A Protocol instead
The Commission's decision not to issue a legislative proposal followed the establishment of a new 'Protocol' on SGIs in the Lisbon Treaty in October 2007. The Treaty came into force on 1 December 2009, following ratification in the member states.
The Protocol stipulates the need for "a high level of quality, safety and affordability, equal treatment and the promotion of universal access and of user rights," and confirmed that Treaty provisions "do not affect in any way" member states’ control over non-economic SGIs.
The Protocol effectively took the place of a framework directive, though its lack of depth has led to criticism and calls for clarity from service providers – particularly regarding regulatory limits to opening up social services to competition (EURACTIV 01/02/08).

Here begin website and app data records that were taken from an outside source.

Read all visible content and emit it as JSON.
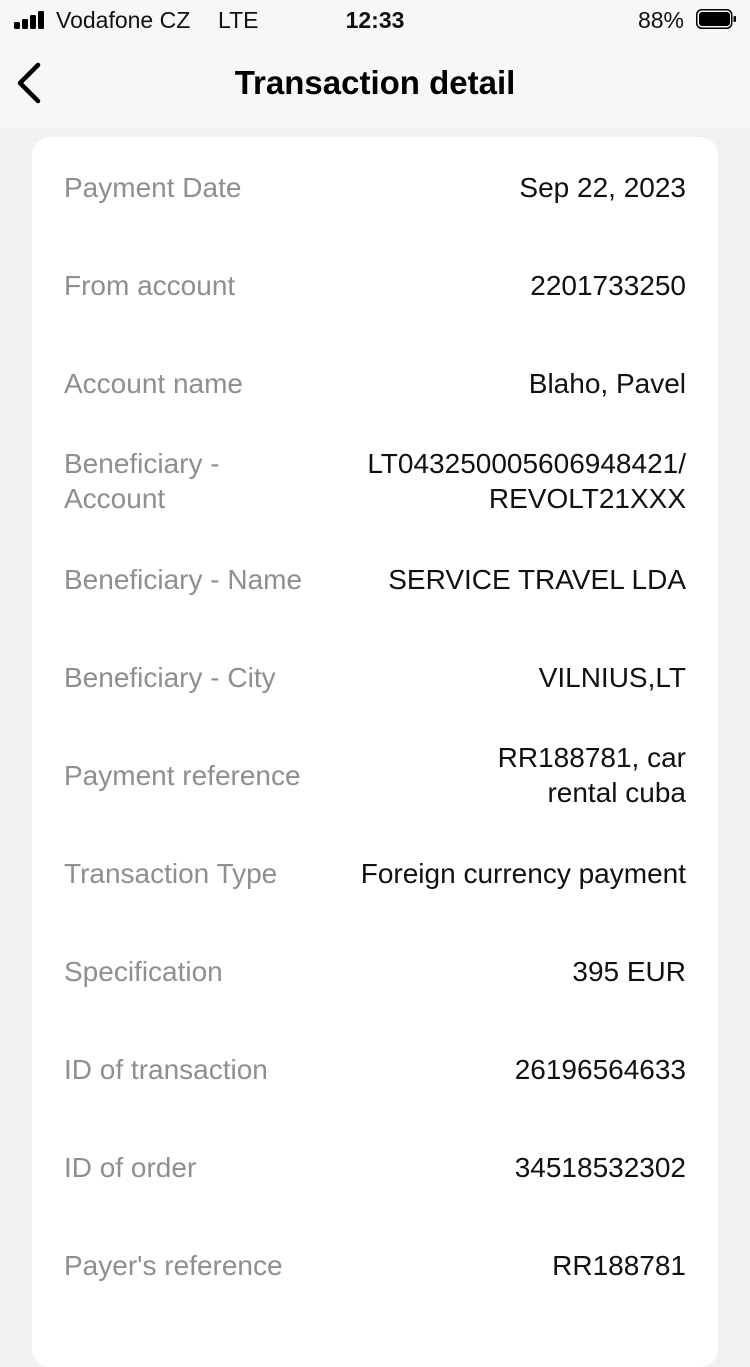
{
  "status_bar": {
    "carrier": "Vodafone CZ",
    "network": "LTE",
    "time": "12:33",
    "battery_percent": "88%",
    "battery_level": 0.88
  },
  "nav": {
    "title": "Transaction detail",
    "back_icon": "chevron-left-icon"
  },
  "details": [
    {
      "label": "Payment Date",
      "value": "Sep 22, 2023"
    },
    {
      "label": "From account",
      "value": "2201733250"
    },
    {
      "label": "Account name",
      "value": "Blaho, Pavel"
    },
    {
      "label": "Beneficiary - Account",
      "value": "LT043250005606948421/ REVOLT21XXX"
    },
    {
      "label": "Beneficiary - Name",
      "value": "SERVICE TRAVEL LDA"
    },
    {
      "label": "Beneficiary - City",
      "value": "VILNIUS,LT"
    },
    {
      "label": "Payment reference",
      "value": "RR188781, car rental cuba"
    },
    {
      "label": "Transaction Type",
      "value": "Foreign currency payment"
    },
    {
      "label": "Specification",
      "value": "395 EUR"
    },
    {
      "label": "ID of transaction",
      "value": "26196564633"
    },
    {
      "label": "ID of order",
      "value": "34518532302"
    },
    {
      "label": "Payer's reference",
      "value": "RR188781"
    }
  ]
}
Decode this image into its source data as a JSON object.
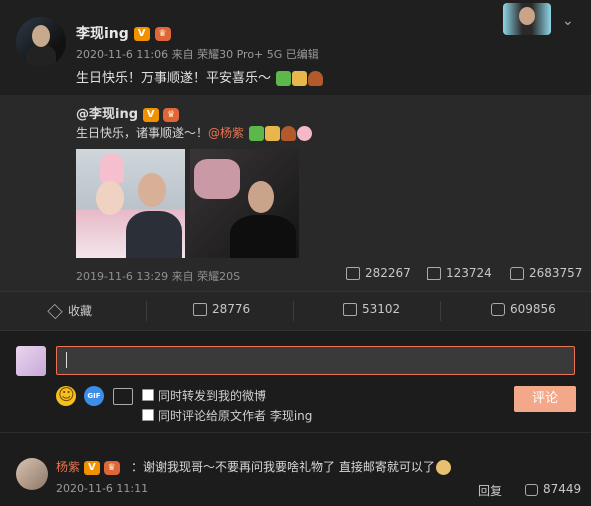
{
  "post": {
    "author": "李现ing",
    "meta": "2020-11-6 11:06 来自 荣耀30 Pro+ 5G  已编辑",
    "text": "生日快乐！万事顺遂！平安喜乐～"
  },
  "quoted": {
    "author": "@李现ing",
    "text_prefix": "生日快乐，诸事顺遂～！",
    "mention": "@杨紫",
    "meta": "2019-11-6 13:29 来自 荣耀20S",
    "shares": "282267",
    "comments": "123724",
    "likes": "2683757"
  },
  "actions": {
    "favorite": "收藏",
    "shares": "28776",
    "comments": "53102",
    "likes": "609856"
  },
  "composer": {
    "input_value": "",
    "gif_label": "GIF",
    "repost_label": "同时转发到我的微博",
    "comment_origin_label": "同时评论给原文作者 李现ing",
    "submit_label": "评论"
  },
  "comments": [
    {
      "author": "杨紫",
      "text": "：谢谢我现哥～不要再问我要啥礼物了 直接邮寄就可以了",
      "meta": "2020-11-6 11:11",
      "reply_label": "回复",
      "likes": "87449"
    }
  ],
  "colors": {
    "accent": "#eb7350",
    "button": "#f4a88a",
    "background": "#1f1f1f"
  }
}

The Lisbon Treaty also established a new "horizontal social clause," which states that the EU should consider social objectives when defining and implementing all policies and activities (Article 9; TFEU). The role of SGEIs such as transport, telecommunications, postal services and gas and electricity is recognised. SGEIs also feature in the EU Charter of Fundamental Rights.
In its 2007 communication, the Commission stated its intention to use the Protocol and its principles "as a benchmark to check the consistency and proportionality of EU policies and initiatives". It launched an interactive information service on SGIs and their relation to EU law in January 2008.

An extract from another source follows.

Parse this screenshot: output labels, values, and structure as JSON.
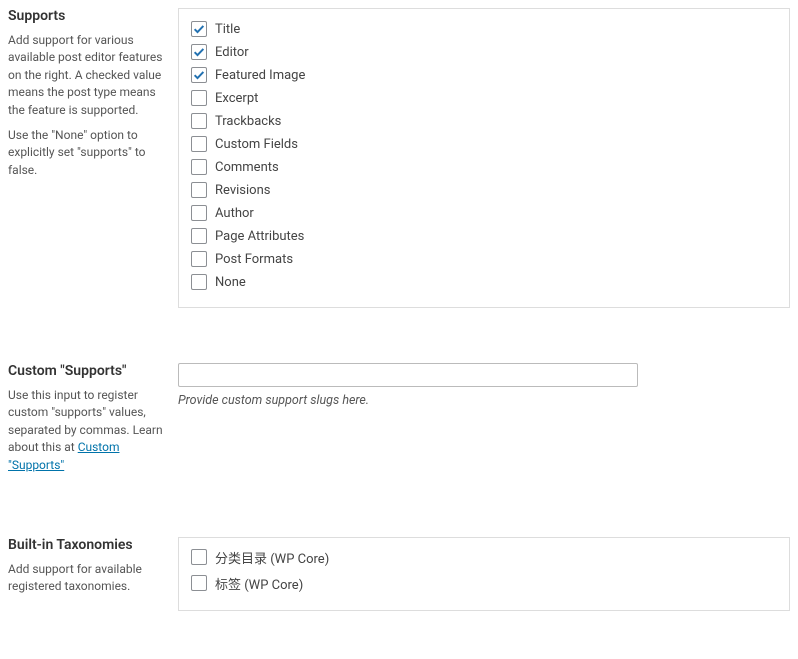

As there is no specific EU legal framework for SGIs, conflicts of interest or breaches of competition law are dealt with on an ad hoc basis by the EU's law institution, the European Court of Justice.
The future: No legislative measures?
Following the 2007 communication and entry into force of the Lisbon Treaty, the Commission has made clear that no new legislative frameworks will be proposed either for SGEIs or non-economic SGIs. The Protocol is therefore the legal basis for SGIs in the EU.
In October 2009, with the economic crisis in full swing across the Union, Commission President José Manuel Barroso tasked former European commissioner Mario Monti with preparing a report on the future of the single market.
The report also came in the context of the EU's new strategy for growth and jobs, 'Europe 2020', which was unveiled in February 2010 as the successor to the largely unsuccessful Lisbon Strategy of the previous decade.
Monti's report led to the Commission's 'Single Market Act' in October 2010 – 50 proposals aimed at rekindling the internal market, one of which is to improve public services. The Commission will therefore adopt a new communication and a series of measures on SGIs in the course of 2011 – though no legislative proposals.
The EU executive plans to provide public authorities with a 'tool-kit' covering all relevant issues surrounding SGIs, such as financing, public procurement and cooperation between different authorities. It also pledged to better evaluate and compare the quality of SGIs across the Union (see Single Market Act, pages 20-21).
Providers of social services of general interest (SSGIs) have been calling for more urgent change, however. On 26-27 October 2010, the Belgian EU Presidency hosted the 3rd Forum on Social Services of General Interest, attended by some 300 delegates, mostly representingorganisations responsible for delivering social services in the member states.
Many said they wanted the EU to pay more attention to guaranteeing the high quality of SSGIs. An alliance of eight associations asked the Commission to examine whether these services could be exempted from public procurement rules.
Delegates also discussed a voluntary European quality framework for social services, recently prepared by the Social Protection Committee, which brings together national experts from the EU member states. Employment and social affairs ministers approved the non-binding framework on 6 December 2010.
Meanwhile, the European Parliament is preparing to debate the future of social services next year. A series of recommendations will be drawn up and debated by MEPs in the Parliament's employment and social affairs committee during the first half of 2011.